■ **GIVEN ENTRIES**:
-*-*-

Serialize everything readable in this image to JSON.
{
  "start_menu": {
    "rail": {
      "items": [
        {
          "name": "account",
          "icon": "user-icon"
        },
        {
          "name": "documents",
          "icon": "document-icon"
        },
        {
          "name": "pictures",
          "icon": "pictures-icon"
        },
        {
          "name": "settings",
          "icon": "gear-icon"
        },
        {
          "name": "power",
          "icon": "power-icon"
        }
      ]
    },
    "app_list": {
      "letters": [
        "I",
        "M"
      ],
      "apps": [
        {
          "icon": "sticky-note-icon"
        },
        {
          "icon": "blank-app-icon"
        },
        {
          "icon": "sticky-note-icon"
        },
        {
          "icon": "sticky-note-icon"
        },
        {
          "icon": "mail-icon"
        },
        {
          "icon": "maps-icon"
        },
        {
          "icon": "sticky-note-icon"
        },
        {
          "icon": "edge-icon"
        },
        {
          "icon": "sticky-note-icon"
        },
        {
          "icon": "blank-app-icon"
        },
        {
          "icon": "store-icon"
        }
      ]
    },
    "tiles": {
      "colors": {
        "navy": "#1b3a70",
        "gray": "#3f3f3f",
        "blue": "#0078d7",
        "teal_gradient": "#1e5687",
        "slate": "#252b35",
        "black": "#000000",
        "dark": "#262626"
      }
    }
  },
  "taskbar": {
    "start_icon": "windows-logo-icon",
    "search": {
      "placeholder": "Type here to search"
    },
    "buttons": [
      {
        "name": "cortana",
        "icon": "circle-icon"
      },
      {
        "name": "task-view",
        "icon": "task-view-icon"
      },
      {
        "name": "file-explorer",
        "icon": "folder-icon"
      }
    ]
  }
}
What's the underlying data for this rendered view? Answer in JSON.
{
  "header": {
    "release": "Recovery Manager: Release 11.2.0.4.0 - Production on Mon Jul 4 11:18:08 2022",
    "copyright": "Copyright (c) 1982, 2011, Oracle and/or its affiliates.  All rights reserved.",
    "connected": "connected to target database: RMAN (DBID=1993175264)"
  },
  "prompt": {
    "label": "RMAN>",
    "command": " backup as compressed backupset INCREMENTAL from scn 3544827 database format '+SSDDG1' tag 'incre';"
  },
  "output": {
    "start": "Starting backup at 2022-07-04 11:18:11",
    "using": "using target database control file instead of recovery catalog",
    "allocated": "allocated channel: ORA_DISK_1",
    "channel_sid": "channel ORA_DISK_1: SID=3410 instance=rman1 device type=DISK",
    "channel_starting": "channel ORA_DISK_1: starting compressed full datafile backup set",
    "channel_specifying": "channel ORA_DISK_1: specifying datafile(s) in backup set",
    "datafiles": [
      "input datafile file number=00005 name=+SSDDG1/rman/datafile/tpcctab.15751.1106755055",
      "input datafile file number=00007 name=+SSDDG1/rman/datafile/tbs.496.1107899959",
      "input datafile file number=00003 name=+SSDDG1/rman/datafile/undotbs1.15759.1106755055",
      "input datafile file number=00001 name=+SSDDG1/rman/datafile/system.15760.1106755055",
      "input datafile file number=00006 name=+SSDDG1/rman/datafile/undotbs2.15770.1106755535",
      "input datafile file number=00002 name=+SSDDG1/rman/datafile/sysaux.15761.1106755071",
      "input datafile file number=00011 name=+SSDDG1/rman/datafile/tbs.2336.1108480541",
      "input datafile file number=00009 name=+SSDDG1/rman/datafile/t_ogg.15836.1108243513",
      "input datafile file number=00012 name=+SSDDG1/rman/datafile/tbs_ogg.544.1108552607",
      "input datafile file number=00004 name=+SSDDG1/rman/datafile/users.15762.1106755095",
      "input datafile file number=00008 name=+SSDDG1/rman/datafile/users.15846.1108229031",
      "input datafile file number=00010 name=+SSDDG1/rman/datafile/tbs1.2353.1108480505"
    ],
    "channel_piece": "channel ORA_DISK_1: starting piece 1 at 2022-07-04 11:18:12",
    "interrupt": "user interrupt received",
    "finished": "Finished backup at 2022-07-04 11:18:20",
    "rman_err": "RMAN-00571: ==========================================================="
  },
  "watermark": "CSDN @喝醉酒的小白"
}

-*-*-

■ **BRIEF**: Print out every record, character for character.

■ **RESPONSE**:
Serialize everything readable in this image to JSON.
{
  "start_menu": {
    "rail": {
      "items": [
        {
          "name": "account",
          "icon": "user-icon"
        },
        {
          "name": "documents",
          "icon": "document-icon"
        },
        {
          "name": "pictures",
          "icon": "pictures-icon"
        },
        {
          "name": "settings",
          "icon": "gear-icon"
        },
        {
          "name": "power",
          "icon": "power-icon"
        }
      ]
    },
    "app_list": {
      "letters": [
        "I",
        "M"
      ],
      "apps": [
        {
          "icon": "sticky-note-icon"
        },
        {
          "icon": "blank-app-icon"
        },
        {
          "icon": "sticky-note-icon"
        },
        {
          "icon": "sticky-note-icon"
        },
        {
          "icon": "mail-icon"
        },
        {
          "icon": "maps-icon"
        },
        {
          "icon": "sticky-note-icon"
        },
        {
          "icon": "edge-icon"
        },
        {
          "icon": "sticky-note-icon"
        },
        {
          "icon": "blank-app-icon"
        },
        {
          "icon": "store-icon"
        }
      ]
    },
    "tiles": {
      "colors": {
        "navy": "#1b3a70",
        "gray": "#3f3f3f",
        "blue": "#0078d7",
        "teal_gradient": "#1e5687",
        "slate": "#252b35",
        "black": "#000000",
        "dark": "#262626"
      }
    }
  },
  "taskbar": {
    "start_icon": "windows-logo-icon",
    "search": {
      "placeholder": "Type here to search"
    },
    "buttons": [
      {
        "name": "cortana",
        "icon": "circle-icon"
      },
      {
        "name": "task-view",
        "icon": "task-view-icon"
      },
      {
        "name": "file-explorer",
        "icon": "folder-icon"
      }
    ]
  }
}
What's the underlying data for this rendered view? Answer in JSON.
{
  "header": {
    "release": "Recovery Manager: Release 11.2.0.4.0 - Production on Mon Jul 4 11:18:08 2022",
    "copyright": "Copyright (c) 1982, 2011, Oracle and/or its affiliates.  All rights reserved.",
    "connected": "connected to target database: RMAN (DBID=1993175264)"
  },
  "prompt": {
    "label": "RMAN>",
    "command": " backup as compressed backupset INCREMENTAL from scn 3544827 database format '+SSDDG1' tag 'incre';"
  },
  "output": {
    "start": "Starting backup at 2022-07-04 11:18:11",
    "using": "using target database control file instead of recovery catalog",
    "allocated": "allocated channel: ORA_DISK_1",
    "channel_sid": "channel ORA_DISK_1: SID=3410 instance=rman1 device type=DISK",
    "channel_starting": "channel ORA_DISK_1: starting compressed full datafile backup set",
    "channel_specifying": "channel ORA_DISK_1: specifying datafile(s) in backup set",
    "datafiles": [
      "input datafile file number=00005 name=+SSDDG1/rman/datafile/tpcctab.15751.1106755055",
      "input datafile file number=00007 name=+SSDDG1/rman/datafile/tbs.496.1107899959",
      "input datafile file number=00003 name=+SSDDG1/rman/datafile/undotbs1.15759.1106755055",
      "input datafile file number=00001 name=+SSDDG1/rman/datafile/system.15760.1106755055",
      "input datafile file number=00006 name=+SSDDG1/rman/datafile/undotbs2.15770.1106755535",
      "input datafile file number=00002 name=+SSDDG1/rman/datafile/sysaux.15761.1106755071",
      "input datafile file number=00011 name=+SSDDG1/rman/datafile/tbs.2336.1108480541",
      "input datafile file number=00009 name=+SSDDG1/rman/datafile/t_ogg.15836.1108243513",
      "input datafile file number=00012 name=+SSDDG1/rman/datafile/tbs_ogg.544.1108552607",
      "input datafile file number=00004 name=+SSDDG1/rman/datafile/users.15762.1106755095",
      "input datafile file number=00008 name=+SSDDG1/rman/datafile/users.15846.1108229031",
      "input datafile file number=00010 name=+SSDDG1/rman/datafile/tbs1.2353.1108480505"
    ],
    "channel_piece": "channel ORA_DISK_1: starting piece 1 at 2022-07-04 11:18:12",
    "interrupt": "user interrupt received",
    "finished": "Finished backup at 2022-07-04 11:18:20",
    "rman_err": "RMAN-00571: ==========================================================="
  },
  "watermark": "CSDN @喝醉酒的小白"
}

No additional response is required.